▶ THE INPUT:
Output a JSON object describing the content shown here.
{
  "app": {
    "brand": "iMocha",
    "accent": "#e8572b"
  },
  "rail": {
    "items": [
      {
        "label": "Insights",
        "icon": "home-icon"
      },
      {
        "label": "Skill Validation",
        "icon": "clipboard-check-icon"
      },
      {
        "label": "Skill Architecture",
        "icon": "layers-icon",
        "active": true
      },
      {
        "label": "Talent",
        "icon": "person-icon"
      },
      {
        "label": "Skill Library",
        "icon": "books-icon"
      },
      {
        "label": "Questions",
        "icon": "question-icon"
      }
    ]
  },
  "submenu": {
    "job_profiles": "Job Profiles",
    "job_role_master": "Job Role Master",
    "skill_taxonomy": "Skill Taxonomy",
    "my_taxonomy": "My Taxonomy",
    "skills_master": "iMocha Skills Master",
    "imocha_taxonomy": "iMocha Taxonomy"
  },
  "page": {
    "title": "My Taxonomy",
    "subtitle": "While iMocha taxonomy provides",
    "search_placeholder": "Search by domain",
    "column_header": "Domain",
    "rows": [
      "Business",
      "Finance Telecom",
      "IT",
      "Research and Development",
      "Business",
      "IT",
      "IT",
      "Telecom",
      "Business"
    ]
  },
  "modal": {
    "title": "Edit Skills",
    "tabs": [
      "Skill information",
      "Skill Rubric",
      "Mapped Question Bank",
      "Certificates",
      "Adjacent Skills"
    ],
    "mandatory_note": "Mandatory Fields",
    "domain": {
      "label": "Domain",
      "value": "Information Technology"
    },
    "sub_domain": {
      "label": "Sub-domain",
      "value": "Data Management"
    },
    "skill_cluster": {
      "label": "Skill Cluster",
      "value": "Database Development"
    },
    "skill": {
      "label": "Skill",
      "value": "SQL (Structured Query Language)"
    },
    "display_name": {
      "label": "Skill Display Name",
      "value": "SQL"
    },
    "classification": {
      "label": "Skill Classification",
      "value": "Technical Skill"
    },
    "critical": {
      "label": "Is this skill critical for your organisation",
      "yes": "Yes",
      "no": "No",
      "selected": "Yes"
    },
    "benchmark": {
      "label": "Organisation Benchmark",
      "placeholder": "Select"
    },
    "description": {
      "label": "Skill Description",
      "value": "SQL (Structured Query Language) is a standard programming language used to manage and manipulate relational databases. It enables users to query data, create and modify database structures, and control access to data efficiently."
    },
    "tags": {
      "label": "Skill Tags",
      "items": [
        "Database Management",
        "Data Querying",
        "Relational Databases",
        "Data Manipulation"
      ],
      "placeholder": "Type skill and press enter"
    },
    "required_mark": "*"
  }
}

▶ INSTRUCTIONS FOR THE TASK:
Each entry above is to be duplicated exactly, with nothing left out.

▶ ANSWER SECTION:
Output a JSON object describing the content shown here.
{
  "app": {
    "brand": "iMocha",
    "accent": "#e8572b"
  },
  "rail": {
    "items": [
      {
        "label": "Insights",
        "icon": "home-icon"
      },
      {
        "label": "Skill Validation",
        "icon": "clipboard-check-icon"
      },
      {
        "label": "Skill Architecture",
        "icon": "layers-icon",
        "active": true
      },
      {
        "label": "Talent",
        "icon": "person-icon"
      },
      {
        "label": "Skill Library",
        "icon": "books-icon"
      },
      {
        "label": "Questions",
        "icon": "question-icon"
      }
    ]
  },
  "submenu": {
    "job_profiles": "Job Profiles",
    "job_role_master": "Job Role Master",
    "skill_taxonomy": "Skill Taxonomy",
    "my_taxonomy": "My Taxonomy",
    "skills_master": "iMocha Skills Master",
    "imocha_taxonomy": "iMocha Taxonomy"
  },
  "page": {
    "title": "My Taxonomy",
    "subtitle": "While iMocha taxonomy provides",
    "search_placeholder": "Search by domain",
    "column_header": "Domain",
    "rows": [
      "Business",
      "Finance Telecom",
      "IT",
      "Research and Development",
      "Business",
      "IT",
      "IT",
      "Telecom",
      "Business"
    ]
  },
  "modal": {
    "title": "Edit Skills",
    "tabs": [
      "Skill information",
      "Skill Rubric",
      "Mapped Question Bank",
      "Certificates",
      "Adjacent Skills"
    ],
    "mandatory_note": "Mandatory Fields",
    "domain": {
      "label": "Domain",
      "value": "Information Technology"
    },
    "sub_domain": {
      "label": "Sub-domain",
      "value": "Data Management"
    },
    "skill_cluster": {
      "label": "Skill Cluster",
      "value": "Database Development"
    },
    "skill": {
      "label": "Skill",
      "value": "SQL (Structured Query Language)"
    },
    "display_name": {
      "label": "Skill Display Name",
      "value": "SQL"
    },
    "classification": {
      "label": "Skill Classification",
      "value": "Technical Skill"
    },
    "critical": {
      "label": "Is this skill critical for your organisation",
      "yes": "Yes",
      "no": "No",
      "selected": "Yes"
    },
    "benchmark": {
      "label": "Organisation Benchmark",
      "placeholder": "Select"
    },
    "description": {
      "label": "Skill Description",
      "value": "SQL (Structured Query Language) is a standard programming language used to manage and manipulate relational databases. It enables users to query data, create and modify database structures, and control access to data efficiently."
    },
    "tags": {
      "label": "Skill Tags",
      "items": [
        "Database Management",
        "Data Querying",
        "Relational Databases",
        "Data Manipulation"
      ],
      "placeholder": "Type skill and press enter"
    },
    "required_mark": "*"
  }
}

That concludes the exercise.